It is certainly understandable, and even legitimate, for Europeans to stand up to Trumpian bullying, and reject the notion of a transactional relationship with the US. However, Europeans should be careful in framing their response to the US and, at any event, steer clear from the notion of resorting to other great powers (let alone China) to build up their diplomatic leverage on Washington. This could be politically suicidal, as it would prove highly divisive and corrosive within a Europe that is largely a by-product of US power. US power and US strategy played a key role in the genesis of the European Community, through the Marshall Plan, through US support for the re-industrialisation and re-militarisation of West Germany, and through the NATO security guarantee. This is not just ancient history. The US has also played a critical role in the configuration of today’s EU, notably through its key role in German reunification and eastern enlargement. Today, Central and Eastern European states form an integral part of the EU, and most of them see their bilateral relationship with the US as the foundation of their security and political autonomy. This links back to the underlying theme on the interdependence between internal divisions or cleavages and external penetration.

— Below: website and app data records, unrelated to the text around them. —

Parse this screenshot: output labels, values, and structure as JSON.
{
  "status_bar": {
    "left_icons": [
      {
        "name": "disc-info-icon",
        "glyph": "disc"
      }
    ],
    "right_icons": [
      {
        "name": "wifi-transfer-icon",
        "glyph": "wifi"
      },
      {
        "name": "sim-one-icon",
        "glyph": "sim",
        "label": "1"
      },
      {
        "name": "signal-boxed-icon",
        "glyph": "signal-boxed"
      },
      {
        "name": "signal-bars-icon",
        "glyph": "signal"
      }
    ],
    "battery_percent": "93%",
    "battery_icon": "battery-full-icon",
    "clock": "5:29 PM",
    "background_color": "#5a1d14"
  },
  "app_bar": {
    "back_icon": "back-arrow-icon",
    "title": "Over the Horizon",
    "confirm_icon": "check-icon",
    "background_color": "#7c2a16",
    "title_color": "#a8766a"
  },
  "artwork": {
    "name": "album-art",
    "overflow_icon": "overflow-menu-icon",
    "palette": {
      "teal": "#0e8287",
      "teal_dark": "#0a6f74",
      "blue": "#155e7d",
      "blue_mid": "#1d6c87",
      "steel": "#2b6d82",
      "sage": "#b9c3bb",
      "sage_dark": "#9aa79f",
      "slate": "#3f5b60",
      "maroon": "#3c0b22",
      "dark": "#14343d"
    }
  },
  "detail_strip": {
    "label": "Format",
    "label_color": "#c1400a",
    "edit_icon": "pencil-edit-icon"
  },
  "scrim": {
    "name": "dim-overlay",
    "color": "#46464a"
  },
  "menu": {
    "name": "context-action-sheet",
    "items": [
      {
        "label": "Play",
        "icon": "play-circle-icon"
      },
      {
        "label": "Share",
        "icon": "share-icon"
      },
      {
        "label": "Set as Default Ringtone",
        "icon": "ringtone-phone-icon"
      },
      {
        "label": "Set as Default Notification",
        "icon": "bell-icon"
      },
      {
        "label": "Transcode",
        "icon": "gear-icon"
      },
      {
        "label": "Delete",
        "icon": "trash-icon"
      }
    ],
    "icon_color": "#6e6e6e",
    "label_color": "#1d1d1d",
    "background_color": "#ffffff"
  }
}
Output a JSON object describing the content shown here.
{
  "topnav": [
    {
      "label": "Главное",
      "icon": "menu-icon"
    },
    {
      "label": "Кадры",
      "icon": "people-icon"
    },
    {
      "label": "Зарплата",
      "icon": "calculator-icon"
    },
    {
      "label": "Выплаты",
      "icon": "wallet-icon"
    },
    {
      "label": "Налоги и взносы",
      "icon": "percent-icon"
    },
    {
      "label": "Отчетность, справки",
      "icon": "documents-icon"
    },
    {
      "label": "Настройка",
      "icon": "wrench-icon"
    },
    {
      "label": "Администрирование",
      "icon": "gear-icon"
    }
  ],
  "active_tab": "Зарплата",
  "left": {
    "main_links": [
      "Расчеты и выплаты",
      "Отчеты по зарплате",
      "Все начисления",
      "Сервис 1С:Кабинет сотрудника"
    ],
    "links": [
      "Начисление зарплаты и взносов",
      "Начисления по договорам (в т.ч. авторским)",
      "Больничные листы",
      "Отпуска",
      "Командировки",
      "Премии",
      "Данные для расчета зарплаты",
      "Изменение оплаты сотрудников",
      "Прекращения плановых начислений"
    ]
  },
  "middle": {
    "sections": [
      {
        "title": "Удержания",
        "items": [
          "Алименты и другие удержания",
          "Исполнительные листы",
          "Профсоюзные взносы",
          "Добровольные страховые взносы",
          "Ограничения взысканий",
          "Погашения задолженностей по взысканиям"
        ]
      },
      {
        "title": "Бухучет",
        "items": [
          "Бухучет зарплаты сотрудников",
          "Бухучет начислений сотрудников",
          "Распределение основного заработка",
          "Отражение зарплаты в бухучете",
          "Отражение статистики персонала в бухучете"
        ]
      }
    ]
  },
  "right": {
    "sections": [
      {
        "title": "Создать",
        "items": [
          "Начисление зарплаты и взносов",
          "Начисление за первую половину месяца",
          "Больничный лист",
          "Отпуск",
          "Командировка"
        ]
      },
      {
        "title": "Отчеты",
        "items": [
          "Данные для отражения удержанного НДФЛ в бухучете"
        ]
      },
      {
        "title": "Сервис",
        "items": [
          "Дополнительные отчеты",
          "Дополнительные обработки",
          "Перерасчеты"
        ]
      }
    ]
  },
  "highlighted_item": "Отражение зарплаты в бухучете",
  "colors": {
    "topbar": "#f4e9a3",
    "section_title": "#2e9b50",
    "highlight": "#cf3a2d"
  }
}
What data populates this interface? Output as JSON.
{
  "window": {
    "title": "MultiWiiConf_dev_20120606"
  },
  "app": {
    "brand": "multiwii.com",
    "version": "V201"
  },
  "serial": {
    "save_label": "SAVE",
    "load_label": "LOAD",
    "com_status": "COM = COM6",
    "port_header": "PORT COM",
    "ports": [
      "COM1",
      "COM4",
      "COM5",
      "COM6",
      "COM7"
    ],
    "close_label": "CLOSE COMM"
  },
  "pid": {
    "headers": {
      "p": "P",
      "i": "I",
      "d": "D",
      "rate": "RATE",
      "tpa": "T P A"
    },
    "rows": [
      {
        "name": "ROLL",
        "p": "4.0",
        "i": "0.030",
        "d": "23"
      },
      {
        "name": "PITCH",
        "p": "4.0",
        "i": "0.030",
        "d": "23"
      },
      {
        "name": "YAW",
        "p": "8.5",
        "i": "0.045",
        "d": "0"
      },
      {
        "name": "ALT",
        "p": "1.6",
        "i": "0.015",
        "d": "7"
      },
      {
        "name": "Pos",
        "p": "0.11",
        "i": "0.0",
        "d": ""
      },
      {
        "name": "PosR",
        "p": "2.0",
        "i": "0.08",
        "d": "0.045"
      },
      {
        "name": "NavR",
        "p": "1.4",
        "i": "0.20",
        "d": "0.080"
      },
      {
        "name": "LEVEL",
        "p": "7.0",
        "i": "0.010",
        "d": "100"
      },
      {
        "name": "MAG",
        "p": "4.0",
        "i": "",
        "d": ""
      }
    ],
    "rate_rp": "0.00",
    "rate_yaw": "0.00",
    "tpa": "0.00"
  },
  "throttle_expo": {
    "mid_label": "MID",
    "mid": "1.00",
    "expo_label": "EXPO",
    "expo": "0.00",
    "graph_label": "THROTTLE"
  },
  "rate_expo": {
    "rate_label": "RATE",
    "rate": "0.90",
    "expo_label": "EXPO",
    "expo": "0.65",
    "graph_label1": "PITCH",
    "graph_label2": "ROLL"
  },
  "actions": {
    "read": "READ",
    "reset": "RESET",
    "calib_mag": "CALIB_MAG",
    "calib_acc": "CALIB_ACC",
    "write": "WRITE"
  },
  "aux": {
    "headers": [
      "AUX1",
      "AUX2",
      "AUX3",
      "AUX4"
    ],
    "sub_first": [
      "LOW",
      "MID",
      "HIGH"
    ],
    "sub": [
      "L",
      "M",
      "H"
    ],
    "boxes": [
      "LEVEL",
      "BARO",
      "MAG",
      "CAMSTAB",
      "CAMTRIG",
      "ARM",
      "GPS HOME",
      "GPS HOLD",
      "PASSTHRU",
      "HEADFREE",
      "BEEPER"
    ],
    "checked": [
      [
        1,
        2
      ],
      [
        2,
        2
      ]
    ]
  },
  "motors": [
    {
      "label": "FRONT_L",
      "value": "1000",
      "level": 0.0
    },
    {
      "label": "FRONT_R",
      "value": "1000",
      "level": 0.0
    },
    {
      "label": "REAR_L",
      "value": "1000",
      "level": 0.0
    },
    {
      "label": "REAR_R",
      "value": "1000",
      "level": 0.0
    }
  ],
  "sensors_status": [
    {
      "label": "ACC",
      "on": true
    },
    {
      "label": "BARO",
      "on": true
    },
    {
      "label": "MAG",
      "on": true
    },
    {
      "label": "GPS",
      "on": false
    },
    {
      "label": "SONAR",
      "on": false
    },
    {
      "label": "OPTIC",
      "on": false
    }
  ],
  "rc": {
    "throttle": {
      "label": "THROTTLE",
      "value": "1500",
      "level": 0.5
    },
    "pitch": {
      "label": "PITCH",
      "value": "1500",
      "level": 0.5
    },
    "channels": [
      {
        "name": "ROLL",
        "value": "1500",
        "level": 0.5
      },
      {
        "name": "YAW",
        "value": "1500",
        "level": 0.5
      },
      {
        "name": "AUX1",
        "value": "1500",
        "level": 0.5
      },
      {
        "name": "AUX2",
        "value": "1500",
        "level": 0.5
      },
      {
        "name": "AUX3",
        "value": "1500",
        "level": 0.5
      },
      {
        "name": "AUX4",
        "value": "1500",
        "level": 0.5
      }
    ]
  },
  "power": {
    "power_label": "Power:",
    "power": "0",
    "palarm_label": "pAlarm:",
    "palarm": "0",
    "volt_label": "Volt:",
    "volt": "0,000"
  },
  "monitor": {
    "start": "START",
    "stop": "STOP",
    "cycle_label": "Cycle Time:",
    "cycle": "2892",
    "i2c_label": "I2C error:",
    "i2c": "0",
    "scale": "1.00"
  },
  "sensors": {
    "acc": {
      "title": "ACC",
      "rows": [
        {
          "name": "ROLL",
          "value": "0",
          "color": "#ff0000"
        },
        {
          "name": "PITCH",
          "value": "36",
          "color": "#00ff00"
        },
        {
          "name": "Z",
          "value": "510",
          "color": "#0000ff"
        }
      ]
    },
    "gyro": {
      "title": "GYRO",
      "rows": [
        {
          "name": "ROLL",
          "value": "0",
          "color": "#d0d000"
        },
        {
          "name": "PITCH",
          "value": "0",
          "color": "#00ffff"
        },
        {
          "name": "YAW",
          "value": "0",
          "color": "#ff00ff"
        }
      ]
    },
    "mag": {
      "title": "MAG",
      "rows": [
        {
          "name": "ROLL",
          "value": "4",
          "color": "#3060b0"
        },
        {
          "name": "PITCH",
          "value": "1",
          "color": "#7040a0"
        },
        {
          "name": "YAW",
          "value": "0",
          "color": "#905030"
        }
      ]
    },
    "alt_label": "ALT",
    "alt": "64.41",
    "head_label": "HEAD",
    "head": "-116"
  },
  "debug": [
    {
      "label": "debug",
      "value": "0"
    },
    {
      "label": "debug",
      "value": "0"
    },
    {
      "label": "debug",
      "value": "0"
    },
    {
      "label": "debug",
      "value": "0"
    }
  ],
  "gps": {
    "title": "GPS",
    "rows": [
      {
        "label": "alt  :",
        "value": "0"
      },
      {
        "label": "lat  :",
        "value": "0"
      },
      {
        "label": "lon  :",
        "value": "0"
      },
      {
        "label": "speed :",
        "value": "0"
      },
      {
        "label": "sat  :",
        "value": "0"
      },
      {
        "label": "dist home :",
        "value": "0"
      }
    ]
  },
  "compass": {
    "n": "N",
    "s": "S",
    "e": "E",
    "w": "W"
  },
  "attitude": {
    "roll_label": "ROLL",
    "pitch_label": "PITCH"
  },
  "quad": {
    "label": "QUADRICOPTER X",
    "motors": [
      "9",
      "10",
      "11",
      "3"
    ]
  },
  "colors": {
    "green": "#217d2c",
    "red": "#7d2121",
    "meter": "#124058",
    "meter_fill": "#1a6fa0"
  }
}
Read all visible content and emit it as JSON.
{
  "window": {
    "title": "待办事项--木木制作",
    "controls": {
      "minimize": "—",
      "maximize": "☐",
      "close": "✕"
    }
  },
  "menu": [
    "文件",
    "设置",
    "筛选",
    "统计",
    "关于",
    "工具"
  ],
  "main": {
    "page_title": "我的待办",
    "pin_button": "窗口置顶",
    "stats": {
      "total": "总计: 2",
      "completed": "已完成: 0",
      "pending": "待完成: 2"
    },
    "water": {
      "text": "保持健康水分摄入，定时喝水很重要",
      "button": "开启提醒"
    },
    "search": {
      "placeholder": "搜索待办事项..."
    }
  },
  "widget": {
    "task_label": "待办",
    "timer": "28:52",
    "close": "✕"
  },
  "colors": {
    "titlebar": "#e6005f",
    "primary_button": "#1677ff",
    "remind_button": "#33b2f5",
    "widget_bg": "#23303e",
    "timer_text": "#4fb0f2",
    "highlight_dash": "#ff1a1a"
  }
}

US penetration –labelled by some as mostly benevolent or ‘empire by invitation’– remains a fact of European life. And, as the world becomes increasingly competitive, its penetration may well prove to be an insurance against worse alternative futures, at least as long as Europe’s key powers continue to reject the notion of a pan-European state –which, incidentally, could very well meet the (concerted?) opposition of Washington, Moscow and London–. To be sure, insofar as both US penetration and European strategic autonomy are relative concepts, Europeans will do well to continue to lever their economic, technological and security cooperation (notably through the EU) to mitigate the spectre of total dependence on an Asia-bound US. But as the 21st century rolls in, the key question for Europe is not whether it will be subject or object, but how to reconcile the idea of being both at the same time.
*About the author: Luis Simón, Director of the Elcano Royal Institute’s Office in Brussels and Senior Analyst
Source: This article was published by Elcano Royal Institute